━━━ Data supplied ━━━

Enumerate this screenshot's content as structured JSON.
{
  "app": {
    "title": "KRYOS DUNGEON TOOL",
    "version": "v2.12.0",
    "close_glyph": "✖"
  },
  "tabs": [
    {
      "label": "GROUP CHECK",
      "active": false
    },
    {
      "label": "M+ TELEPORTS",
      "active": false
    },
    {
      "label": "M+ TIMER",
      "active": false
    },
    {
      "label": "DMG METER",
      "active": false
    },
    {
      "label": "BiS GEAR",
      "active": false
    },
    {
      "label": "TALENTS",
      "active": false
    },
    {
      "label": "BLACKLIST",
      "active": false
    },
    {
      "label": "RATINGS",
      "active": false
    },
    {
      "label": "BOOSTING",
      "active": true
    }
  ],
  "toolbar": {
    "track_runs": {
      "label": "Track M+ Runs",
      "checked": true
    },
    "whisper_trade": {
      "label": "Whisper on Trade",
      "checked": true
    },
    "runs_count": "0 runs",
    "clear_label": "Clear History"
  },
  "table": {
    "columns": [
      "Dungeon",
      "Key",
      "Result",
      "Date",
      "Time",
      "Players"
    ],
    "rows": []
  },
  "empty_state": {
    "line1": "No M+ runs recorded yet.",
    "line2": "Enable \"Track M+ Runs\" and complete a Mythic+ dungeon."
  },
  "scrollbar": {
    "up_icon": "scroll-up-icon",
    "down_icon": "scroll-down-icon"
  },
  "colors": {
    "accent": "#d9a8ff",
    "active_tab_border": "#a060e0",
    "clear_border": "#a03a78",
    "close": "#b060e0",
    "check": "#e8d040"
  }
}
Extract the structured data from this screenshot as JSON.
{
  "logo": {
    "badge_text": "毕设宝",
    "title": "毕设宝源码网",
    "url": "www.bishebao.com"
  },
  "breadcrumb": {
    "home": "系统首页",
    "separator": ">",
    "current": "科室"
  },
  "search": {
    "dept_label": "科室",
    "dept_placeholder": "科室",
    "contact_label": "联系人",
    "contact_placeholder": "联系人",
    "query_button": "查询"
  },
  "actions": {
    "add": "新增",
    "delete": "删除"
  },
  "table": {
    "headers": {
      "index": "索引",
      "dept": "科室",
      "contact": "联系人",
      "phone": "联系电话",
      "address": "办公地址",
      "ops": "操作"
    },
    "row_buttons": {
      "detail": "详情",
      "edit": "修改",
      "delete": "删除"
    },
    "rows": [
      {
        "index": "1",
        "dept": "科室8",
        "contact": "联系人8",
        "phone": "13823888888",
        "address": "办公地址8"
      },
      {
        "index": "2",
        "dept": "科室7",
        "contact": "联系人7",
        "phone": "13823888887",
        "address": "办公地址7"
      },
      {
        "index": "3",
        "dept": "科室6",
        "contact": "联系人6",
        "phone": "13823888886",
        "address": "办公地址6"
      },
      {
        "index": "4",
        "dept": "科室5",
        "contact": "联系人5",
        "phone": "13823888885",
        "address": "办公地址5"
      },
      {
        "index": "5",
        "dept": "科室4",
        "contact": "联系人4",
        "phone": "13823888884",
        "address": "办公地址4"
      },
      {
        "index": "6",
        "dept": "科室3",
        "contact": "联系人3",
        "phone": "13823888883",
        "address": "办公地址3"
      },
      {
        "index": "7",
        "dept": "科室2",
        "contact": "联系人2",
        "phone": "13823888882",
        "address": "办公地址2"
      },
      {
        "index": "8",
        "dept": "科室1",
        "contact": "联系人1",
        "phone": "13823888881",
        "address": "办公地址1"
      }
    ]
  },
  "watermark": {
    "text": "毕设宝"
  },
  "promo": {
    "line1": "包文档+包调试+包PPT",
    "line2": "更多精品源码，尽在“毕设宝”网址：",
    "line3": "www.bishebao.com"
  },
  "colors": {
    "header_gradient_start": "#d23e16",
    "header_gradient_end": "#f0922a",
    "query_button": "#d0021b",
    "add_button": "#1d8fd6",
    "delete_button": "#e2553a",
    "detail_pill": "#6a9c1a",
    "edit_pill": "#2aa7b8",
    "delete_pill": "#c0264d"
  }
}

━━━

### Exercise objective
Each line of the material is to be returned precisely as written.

### Answer to the exercise
Enumerate this screenshot's content as structured JSON.
{
  "app": {
    "title": "KRYOS DUNGEON TOOL",
    "version": "v2.12.0",
    "close_glyph": "✖"
  },
  "tabs": [
    {
      "label": "GROUP CHECK",
      "active": false
    },
    {
      "label": "M+ TELEPORTS",
      "active": false
    },
    {
      "label": "M+ TIMER",
      "active": false
    },
    {
      "label": "DMG METER",
      "active": false
    },
    {
      "label": "BiS GEAR",
      "active": false
    },
    {
      "label": "TALENTS",
      "active": false
    },
    {
      "label": "BLACKLIST",
      "active": false
    },
    {
      "label": "RATINGS",
      "active": false
    },
    {
      "label": "BOOSTING",
      "active": true
    }
  ],
  "toolbar": {
    "track_runs": {
      "label": "Track M+ Runs",
      "checked": true
    },
    "whisper_trade": {
      "label": "Whisper on Trade",
      "checked": true
    },
    "runs_count": "0 runs",
    "clear_label": "Clear History"
  },
  "table": {
    "columns": [
      "Dungeon",
      "Key",
      "Result",
      "Date",
      "Time",
      "Players"
    ],
    "rows": []
  },
  "empty_state": {
    "line1": "No M+ runs recorded yet.",
    "line2": "Enable \"Track M+ Runs\" and complete a Mythic+ dungeon."
  },
  "scrollbar": {
    "up_icon": "scroll-up-icon",
    "down_icon": "scroll-down-icon"
  },
  "colors": {
    "accent": "#d9a8ff",
    "active_tab_border": "#a060e0",
    "clear_border": "#a03a78",
    "close": "#b060e0",
    "check": "#e8d040"
  }
}
Extract the structured data from this screenshot as JSON.
{
  "logo": {
    "badge_text": "毕设宝",
    "title": "毕设宝源码网",
    "url": "www.bishebao.com"
  },
  "breadcrumb": {
    "home": "系统首页",
    "separator": ">",
    "current": "科室"
  },
  "search": {
    "dept_label": "科室",
    "dept_placeholder": "科室",
    "contact_label": "联系人",
    "contact_placeholder": "联系人",
    "query_button": "查询"
  },
  "actions": {
    "add": "新增",
    "delete": "删除"
  },
  "table": {
    "headers": {
      "index": "索引",
      "dept": "科室",
      "contact": "联系人",
      "phone": "联系电话",
      "address": "办公地址",
      "ops": "操作"
    },
    "row_buttons": {
      "detail": "详情",
      "edit": "修改",
      "delete": "删除"
    },
    "rows": [
      {
        "index": "1",
        "dept": "科室8",
        "contact": "联系人8",
        "phone": "13823888888",
        "address": "办公地址8"
      },
      {
        "index": "2",
        "dept": "科室7",
        "contact": "联系人7",
        "phone": "13823888887",
        "address": "办公地址7"
      },
      {
        "index": "3",
        "dept": "科室6",
        "contact": "联系人6",
        "phone": "13823888886",
        "address": "办公地址6"
      },
      {
        "index": "4",
        "dept": "科室5",
        "contact": "联系人5",
        "phone": "13823888885",
        "address": "办公地址5"
      },
      {
        "index": "5",
        "dept": "科室4",
        "contact": "联系人4",
        "phone": "13823888884",
        "address": "办公地址4"
      },
      {
        "index": "6",
        "dept": "科室3",
        "contact": "联系人3",
        "phone": "13823888883",
        "address": "办公地址3"
      },
      {
        "index": "7",
        "dept": "科室2",
        "contact": "联系人2",
        "phone": "13823888882",
        "address": "办公地址2"
      },
      {
        "index": "8",
        "dept": "科室1",
        "contact": "联系人1",
        "phone": "13823888881",
        "address": "办公地址1"
      }
    ]
  },
  "watermark": {
    "text": "毕设宝"
  },
  "promo": {
    "line1": "包文档+包调试+包PPT",
    "line2": "更多精品源码，尽在“毕设宝”网址：",
    "line3": "www.bishebao.com"
  },
  "colors": {
    "header_gradient_start": "#d23e16",
    "header_gradient_end": "#f0922a",
    "query_button": "#d0021b",
    "add_button": "#1d8fd6",
    "delete_button": "#e2553a",
    "detail_pill": "#6a9c1a",
    "edit_pill": "#2aa7b8",
    "delete_pill": "#c0264d"
  }
}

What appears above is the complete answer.